2000 - The Avery Berkel group
was acquired by Weigh-Tronix, Inc.
1760 - Brothers Richard and
William Salter established businesses manufacturing springs and
pocket steelyards (spring balances) in a cottage in Bilston, England.
Over the next two centuries, these springs were to be used in some
of the most important industrial developments, including George
Stephenson's Rocket and the first cars and aeroplanes manufactured
in the UK.
1770 - The company moved to
West Bromwich, where it was one of the leading employers for more
than 200 years.
1790s - On Richard's death,
the business taken over by William's sons, John and George Salter,
who also made bayonets.
1838 - George Salter took out
the first of many weighing equipment patents, which related to
various ways of indicating weight on a spring balance that are still
1879 - The Salter Cricket
Club formed a football team called WB Strollers, which later became
West Bromwich Albion FC. The team which won the English FA Cup in
1886 included seven Salter employees.
1880s - This was a very busy
time for Salters, with a product portfolio now including the first
coin-operated public weighing machines as well as various food
processing equipment, clothes washers, letter-clips, hat hooks and
dynamometers. A factory was also opened in Berlin, in association
with German firm Ubrig, which led to the development of automatic
rotating display and vending machines.
1884 - The Salter
trademark,showing a Staffordshire knot pierced by an arrow, was
registered and used on all the balances.

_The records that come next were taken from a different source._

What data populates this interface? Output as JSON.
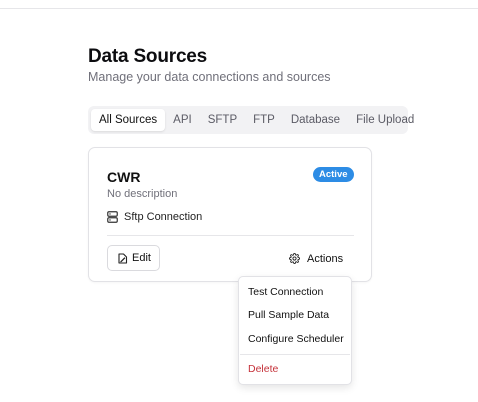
{
  "page": {
    "title": "Data Sources",
    "subtitle": "Manage your data connections and sources"
  },
  "tabs": [
    {
      "label": "All Sources",
      "active": true
    },
    {
      "label": "API",
      "active": false
    },
    {
      "label": "SFTP",
      "active": false
    },
    {
      "label": "FTP",
      "active": false
    },
    {
      "label": "Database",
      "active": false
    },
    {
      "label": "File Upload",
      "active": false
    }
  ],
  "card": {
    "name": "CWR",
    "description": "No description",
    "status": "Active",
    "status_color": "#2d8ce5",
    "connection_type": "Sftp Connection",
    "connection_icon": "server-icon",
    "edit_label": "Edit",
    "edit_icon": "edit-icon",
    "actions_label": "Actions",
    "actions_icon": "gear-icon"
  },
  "actions_menu": {
    "items": [
      {
        "label": "Test Connection"
      },
      {
        "label": "Pull Sample Data"
      },
      {
        "label": "Configure Scheduler"
      }
    ],
    "danger_item": {
      "label": "Delete",
      "color": "#c5323a"
    }
  }
}
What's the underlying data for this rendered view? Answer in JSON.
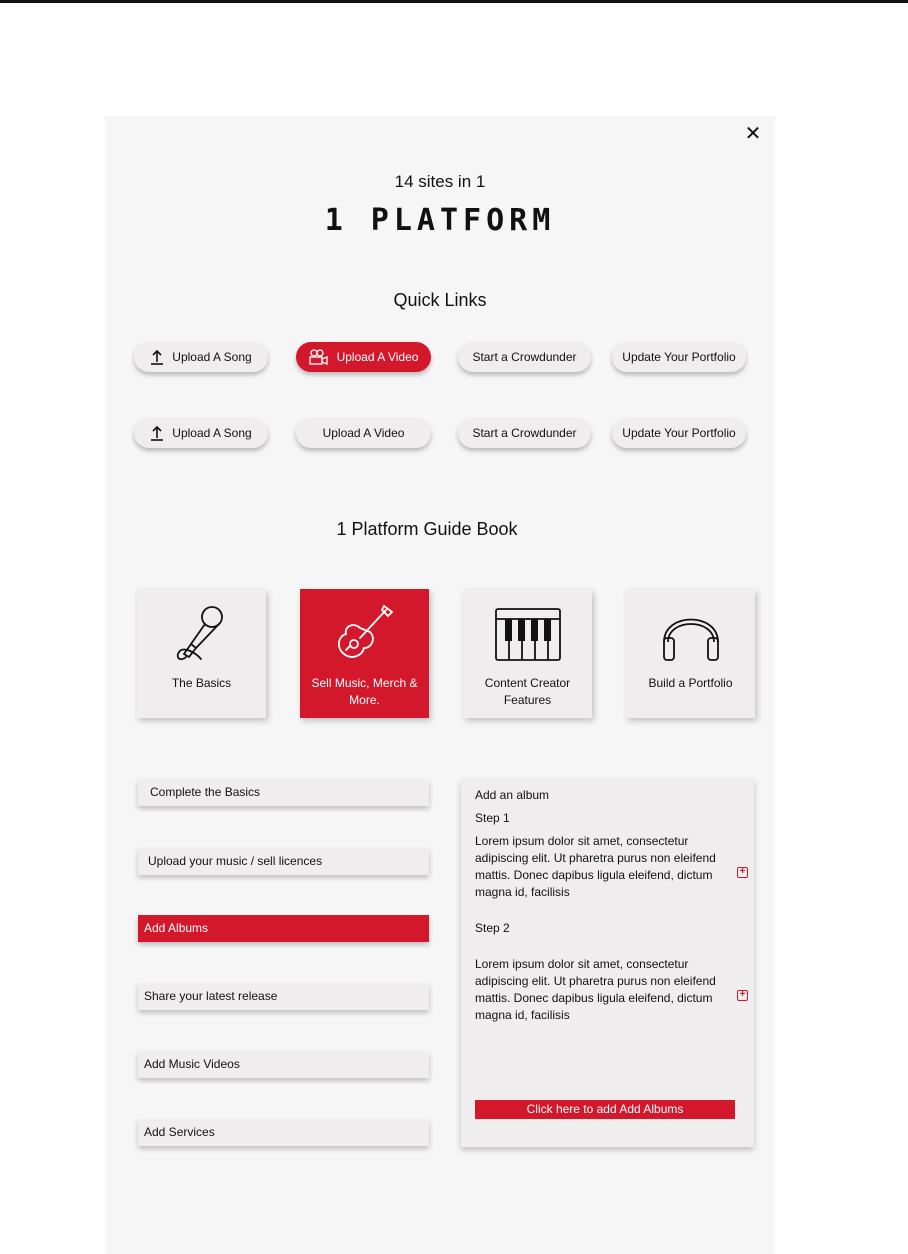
{
  "header": {
    "tagline": "14 sites in 1",
    "logo_text": "1 PLATFORM",
    "close_label": "✕"
  },
  "quick_links": {
    "title": "Quick Links",
    "row1": [
      {
        "label": "Upload A Song",
        "icon": "upload-icon"
      },
      {
        "label": "Upload A Video",
        "icon": "video-camera-icon",
        "active": true
      },
      {
        "label": "Start a Crowdunder"
      },
      {
        "label": "Update Your Portfolio"
      }
    ],
    "row2": [
      {
        "label": "Upload A Song",
        "icon": "upload-icon"
      },
      {
        "label": "Upload A Video"
      },
      {
        "label": "Start a Crowdunder"
      },
      {
        "label": "Update Your Portfolio"
      }
    ]
  },
  "guide": {
    "title": "1 Platform Guide Book",
    "cards": [
      {
        "label": "The Basics",
        "icon": "microphone-icon"
      },
      {
        "label": "Sell Music, Merch & More.",
        "icon": "guitar-icon",
        "active": true
      },
      {
        "label": "Content Creator Features",
        "icon": "piano-keys-icon"
      },
      {
        "label": "Build a Portfolio",
        "icon": "headphones-icon"
      }
    ]
  },
  "steps_menu": [
    {
      "label": "Complete the Basics"
    },
    {
      "label": "Upload your music / sell licences"
    },
    {
      "label": "Add Albums",
      "active": true
    },
    {
      "label": "Share your latest release"
    },
    {
      "label": "Add Music Videos"
    },
    {
      "label": "Add Services"
    }
  ],
  "detail": {
    "title": "Add an album",
    "step1_label": "Step 1",
    "step1_text": "Lorem ipsum dolor sit amet, consectetur adipiscing elit. Ut pharetra purus non eleifend mattis. Donec dapibus ligula eleifend, dictum magna id, facilisis",
    "step2_label": "Step 2",
    "step2_text": "Lorem ipsum dolor sit amet, consectetur adipiscing elit. Ut pharetra purus non eleifend mattis. Donec dapibus ligula eleifend, dictum magna id, facilisis",
    "expand_symbol": "+",
    "cta_label": "Click here to add Add Albums"
  },
  "colors": {
    "accent": "#d3182c",
    "modal_bg": "#f7f6f6",
    "card_bg": "#efeded"
  }
}
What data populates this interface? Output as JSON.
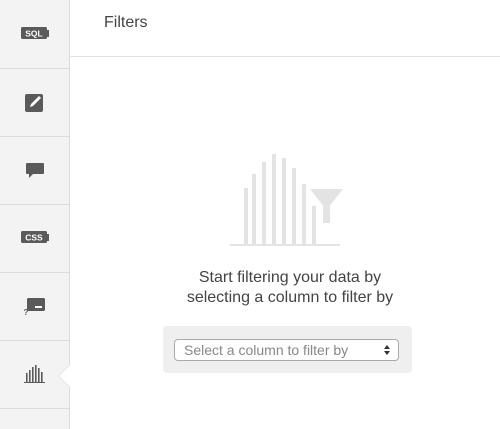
{
  "header": {
    "title": "Filters"
  },
  "sidebar": {
    "items": [
      {
        "name": "sql",
        "label": "SQL",
        "icon": "sql-icon"
      },
      {
        "name": "edit",
        "icon": "pencil-icon"
      },
      {
        "name": "comment",
        "icon": "comment-icon"
      },
      {
        "name": "css",
        "label": "CSS",
        "icon": "css-icon"
      },
      {
        "name": "help-panel",
        "label": "?",
        "icon": "help-panel-icon"
      },
      {
        "name": "filters",
        "icon": "bar-chart-icon",
        "active": true
      }
    ]
  },
  "main": {
    "empty_state": {
      "line1": "Start filtering your data by",
      "line2": "selecting a column to filter by"
    },
    "column_select": {
      "placeholder": "Select a column to filter by"
    }
  },
  "colors": {
    "icon": "#5a5a5a",
    "sidebar_bg": "#f3f3f3",
    "illustration": "#e3e3e3"
  }
}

It was also adopted by West
Bromwich Albion Football Club, becoming the first commercial
advertising on football shirts.
1895 - Salter produced the

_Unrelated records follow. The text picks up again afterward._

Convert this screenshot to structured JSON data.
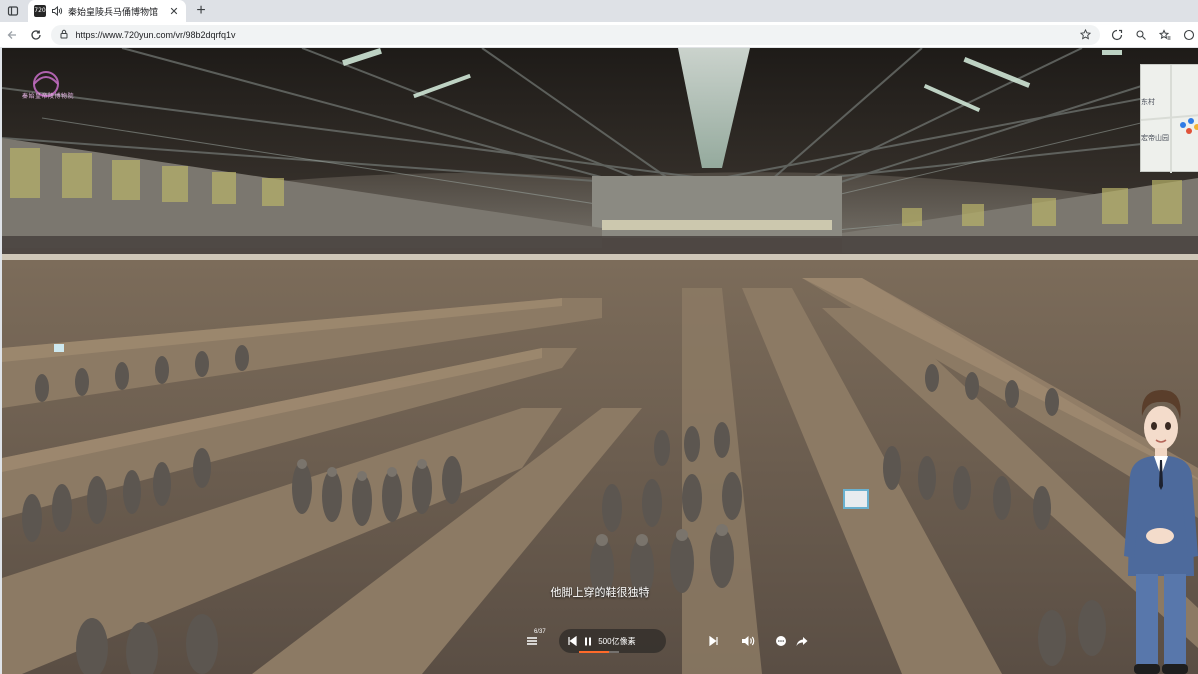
{
  "browser": {
    "tab": {
      "favicon_text": "720",
      "title": "秦始皇陵兵马俑博物馆",
      "close_symbol": "✕"
    },
    "new_tab_symbol": "+",
    "address": {
      "url": "https://www.720yun.com/vr/98b2dqrfq1v"
    }
  },
  "tour": {
    "logo_text": "秦始皇帝陵博物院",
    "minimap": {
      "label_top": "东村",
      "label_bottom": "宏帝山园"
    },
    "caption": "他脚上穿的鞋很独特",
    "controls": {
      "playlist_count": "6/37",
      "track_label": "500亿像素",
      "progress": 0.75
    }
  },
  "colors": {
    "progress_accent": "#ff6a2a",
    "minimap_marker": "#2f7be5"
  }
}
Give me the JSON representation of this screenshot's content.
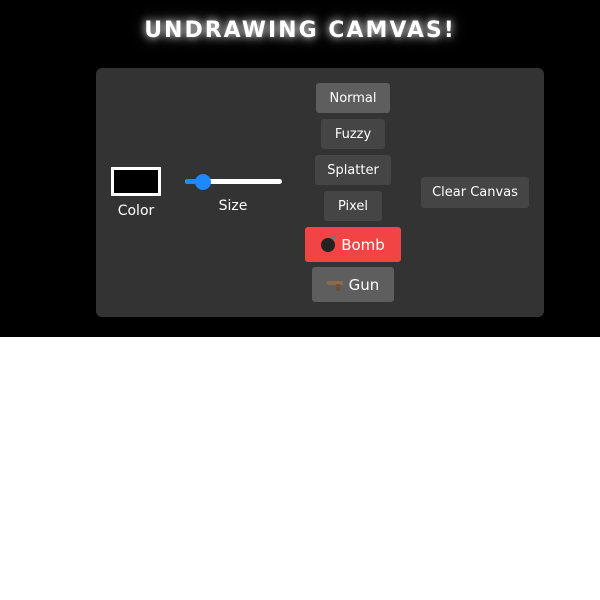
{
  "header": {
    "title": "UNDRAWING CAMVAS!"
  },
  "controls": {
    "color_label": "Color",
    "size_label": "Size",
    "color_value": "#000000",
    "size_fraction": 0.12
  },
  "brushes": {
    "normal": "Normal",
    "fuzzy": "Fuzzy",
    "splatter": "Splatter",
    "pixel": "Pixel",
    "bomb": "Bomb",
    "gun": "Gun"
  },
  "actions": {
    "clear": "Clear Canvas"
  },
  "colors": {
    "accent": "#1e88ff",
    "bomb_bg": "#f24444",
    "panel_bg": "#333333",
    "button_bg": "#454545",
    "button_active_bg": "#5e5e5e"
  },
  "icons": {
    "bomb": "bomb-icon",
    "gun": "gun-icon"
  }
}
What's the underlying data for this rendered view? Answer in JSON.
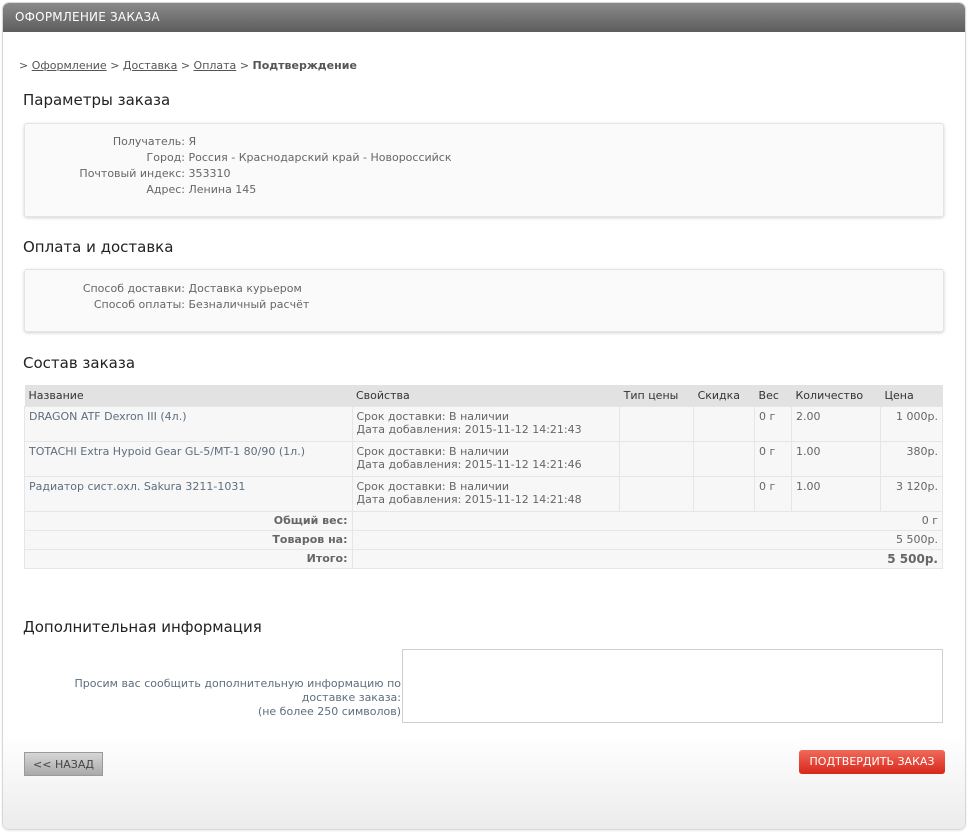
{
  "header": {
    "title": "ОФОРМЛЕНИЕ ЗАКАЗА"
  },
  "breadcrumb": {
    "prefix": ">",
    "steps": [
      "Оформление",
      "Доставка",
      "Оплата"
    ],
    "separator": ">",
    "current": "Подтверждение"
  },
  "params": {
    "title": "Параметры заказа",
    "rows": [
      {
        "label": "Получатель:",
        "value": "Я"
      },
      {
        "label": "Город:",
        "value": "Россия - Краснодарский край - Новороссийск"
      },
      {
        "label": "Почтовый индекс:",
        "value": "353310"
      },
      {
        "label": "Адрес:",
        "value": "Ленина 145"
      }
    ]
  },
  "payment": {
    "title": "Оплата и доставка",
    "rows": [
      {
        "label": "Способ доставки:",
        "value": "Доставка курьером"
      },
      {
        "label": "Способ оплаты:",
        "value": "Безналичный расчёт"
      }
    ]
  },
  "order": {
    "title": "Состав заказа",
    "columns": [
      "Название",
      "Свойства",
      "Тип цены",
      "Скидка",
      "Вес",
      "Количество",
      "Цена"
    ],
    "items": [
      {
        "name": "DRAGON ATF Dexron III (4л.)",
        "prop1": "Срок доставки: В наличии",
        "prop2": "Дата добавления: 2015-11-12 14:21:43",
        "price_type": "",
        "discount": "",
        "weight": "0 г",
        "qty": "2.00",
        "price": "1 000р."
      },
      {
        "name": "TOTACHI Extra Hypoid Gear GL-5/MT-1 80/90 (1л.)",
        "prop1": "Срок доставки: В наличии",
        "prop2": "Дата добавления: 2015-11-12 14:21:46",
        "price_type": "",
        "discount": "",
        "weight": "0 г",
        "qty": "1.00",
        "price": "380р."
      },
      {
        "name": "Радиатор сист.охл. Sakura 3211-1031",
        "prop1": "Срок доставки: В наличии",
        "prop2": "Дата добавления: 2015-11-12 14:21:48",
        "price_type": "",
        "discount": "",
        "weight": "0 г",
        "qty": "1.00",
        "price": "3 120р."
      }
    ],
    "summary": [
      {
        "label": "Общий вес:",
        "value": "0 г"
      },
      {
        "label": "Товаров на:",
        "value": "5 500р."
      },
      {
        "label": "Итого:",
        "value": "5 500р."
      }
    ]
  },
  "extra": {
    "title": "Дополнительная информация",
    "label_line1": "Просим вас сообщить дополнительную информацию по доставке заказа:",
    "label_line2": "(не более 250 символов)",
    "value": ""
  },
  "buttons": {
    "back": "<< НАЗАД",
    "confirm": "ПОДТВЕРДИТЬ ЗАКАЗ"
  }
}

first English typewriter - the British Empire. Rights to this
business were sold in 1936.
1920s - Salter now employed
more than 1,000 people. A repair company was opened in Australia.
1936 - Salter opened a new
five storey factory - the highest building in West Bromwich. A
second block was completed in 1940. During the war, the company
manufactured more than 750 million springs for war purposes.
1973 - George Salter & Co
limited was bought by Staveley Industries.
1998 - Salter was purchased
from Staveley by private investors as part of the Weigh-Tronix
2000 - Salters merged with
Avery Berkel following the latter's acquisition by Weigh-Tronix.
1800 - At the turn of the
nineteenth century the world's first food slicer was invented in
Holland by Wilhelm Van Berkel.
There, people were no longer content with simple bread and cheese.
Social conditions and a moderate degree of prosperity fuelled their
demand for more meat and sausage. Butchers were kept busy slicing
with 16-inch long carving knives from 7 o'clock in the morning until
11 o'clock at night.
This invention was set to revolutionise the butcher's trade, where
quality of cut and the speed of the slicer would become the
predominant benefits of the new machines.
1898 - Van Berkel has started
production at factories based in Rotterdam, and soon slicers were in
demand all over Europe. Master butchers simply could not believe
that hand-sliced meat or sausage could be matched or even excelled
by a machine!
1908 - Van Berkel's foresight
and commercial spirit quickly led him to foreign markets. Berkel Ltd
was established in London in 1908 and was manufacturing slicers in
England for a period after the first World War. In America, Berkel
started manufacturing as the U.S. Slicing Machine Co. Inc. in 1909.
By 1915, the company had outgrown its facilities in Chicago and
moved on to La Porte, Indiana.
1970s - Berkel pioneered
corrosion-free machine finishes and led the way in slicer designs
which promoted hygiene and improved food safety.
1993 - Now part of the GEC
Avery company, slicers and food processing equipment are still sold
under the Berkel brand throughout its companies and distribution
network. The company adopts the brand Avery Berkel for all of its
2000 - With the merger
between Weigh-Tronix and Avery Berkel, the Avery Berkel brand now
signifies the premier retail scales in Europe and North America.
2004 - The Berkel brand of
slicers is sold to Brevetti van Berkel of Itay. Avery Weigh-Tronix
becomes the exclusive supplier of Berkel slicers in the UK, France,
Austria and Ireland. Avery Berkel retail scales remain a key part of
the Avery Weigh-Tronix family as a world leader in the grocery